THE City of Kalamunda adopted its budget for the 2020-21 financial year at a special council meeting on Tuesday night.
According to City director of corporate services Gary Ticehurst, the budget was designed with a focus on meeting social and economic needs, providing assistance for financial hardship cases and responding to the State Government’s call for local governments to take a leadership role in assisting the community through COVID-19.
A key component of that focus was keeping in line with council’s commitment in April 2020 to not increase total rate revenue and fees and charges, however this was predicted to negatively impact the City by around $1 million.
Two new reserves were established, including a $1 million Crisis Relief Fund to support those experiencing serious financial hardship due to COVID-19, and a $1 million Service Reinstatement Reserve to bring programs or services back into the budget, in line with the lifting of restrictions to support recovery.
The Capital Works Program totalled $38.3 million, with $9.6 million for stimulus projects.
The most controversial topic at the meeting – which carried on for an hour and a half – was the Haynes Street and Central Mall Streetscape Construction stimulus projects, in which $2.4 million would be allocated this financial year for only one of those projects to proceed, with the other commencing the following financial year.
An open discussion during a suspension of standing orders about which project should proceed first soon turned into an ugly debate which left council divided.
As the mover of the motion, Councillor John Giardina made it clear Haynes Street was his preferred choice, however, after a majority of councillors indicated otherwise, his stance changed.
“It is what it is, I know both have to be done and I certainly don’t want because I’m pushing for Haynes that I’m gonna lose one or the other,” he said.
“We’ll go wherever the majority is and just get on with it.”
Once standing orders resumed, Cr Dylan O’Connor spoke strongly against the motion, stating people he had spoken to were not telling him to rip the road up and rebuild it and that they loved the current character and feel of the town centre.
“Which I understand is the main drawcard for why people who are looking for that lifestyle choose to move to Kalamunda,” he said.
“We are essentially flipping a coin as we work out how to spend $2.4 million.”
Councillors against the motion said not enough information had been provided to support either project at this time.

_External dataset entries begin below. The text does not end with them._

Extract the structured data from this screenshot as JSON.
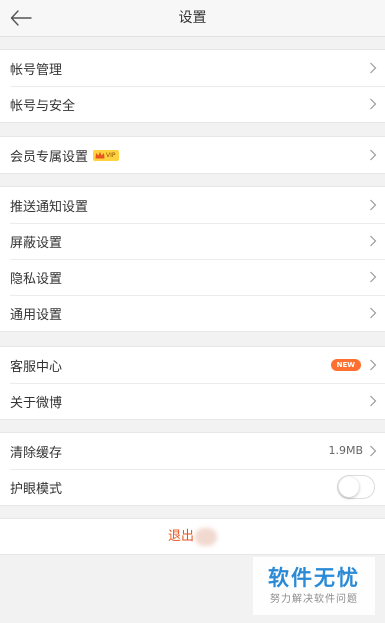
{
  "header": {
    "title": "设置"
  },
  "sections": [
    {
      "items": [
        {
          "label": "帐号管理"
        },
        {
          "label": "帐号与安全"
        }
      ]
    },
    {
      "items": [
        {
          "label": "会员专属设置",
          "badge": "VIP"
        }
      ]
    },
    {
      "items": [
        {
          "label": "推送通知设置"
        },
        {
          "label": "屏蔽设置"
        },
        {
          "label": "隐私设置"
        },
        {
          "label": "通用设置"
        }
      ]
    },
    {
      "items": [
        {
          "label": "客服中心",
          "badge": "NEW"
        },
        {
          "label": "关于微博"
        }
      ]
    },
    {
      "items": [
        {
          "label": "清除缓存",
          "value": "1.9MB"
        },
        {
          "label": "护眼模式",
          "toggle": false
        }
      ]
    }
  ],
  "logout": {
    "label": "退出"
  },
  "watermark": {
    "title": "软件无忧",
    "subtitle": "努力解决软件问题"
  },
  "icons": {
    "back": "back-arrow-icon",
    "chevron": "chevron-right-icon",
    "crown": "crown-icon"
  },
  "colors": {
    "accent": "#e8541e",
    "new_badge": "#ff7030",
    "vip_badge": "#ffd240",
    "watermark": "#2a8ad6"
  }
}
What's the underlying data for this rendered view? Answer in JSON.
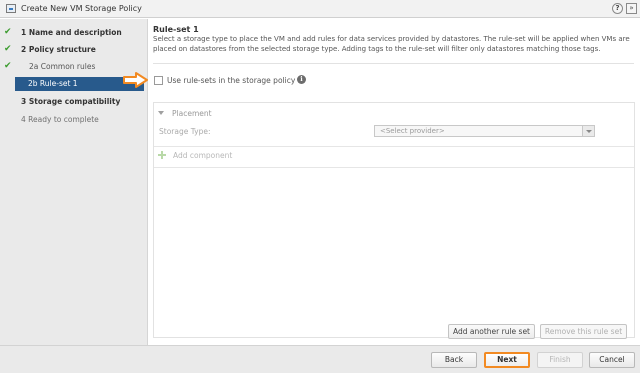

However other councillors, including Mayor Margaret Thomas said they had heard people say many times, ‘fix up the town centre’.
In Cr Giardina’s final remarks on the motion, he said he was perplexed and disappointed by some comments from his fellow councillors.
While Cr Giardina did not specifically mention the names of these councillors, he did refer to them, causing Cr O’Connor to speak up from across the table.
Cr Thomas called for order and told Cr Giardina to refrain from making comments about other councillors.
Cr Giardina continued to speak, with Cr Lesley Boyd calling for a point of order twice, stating she was being misrepresented.
Cr Thomas told Cr Giardina and Cr Boyd “that was enough” and to “wind this up”.
“We need to start doing something,” Cr Giardina said.
“If we don’t, we’re going to leave it as it is, and Kalamunda is going to die.”
Ultimately, the motion that the Central Mall Streetscape Construction proceed was carried 7-5.
In comparison to the City’s 2019-20 budget, operating income decreased by $2.3 million, operating expenditure decreased by $7.7 million and there were net borrowings of $3.053 million.
The estimated, unaudited year end position for 2019-20 is a surplus of around $3.47 million, while the proposed closing position for 2020-21 is a surplus of almost $134,000.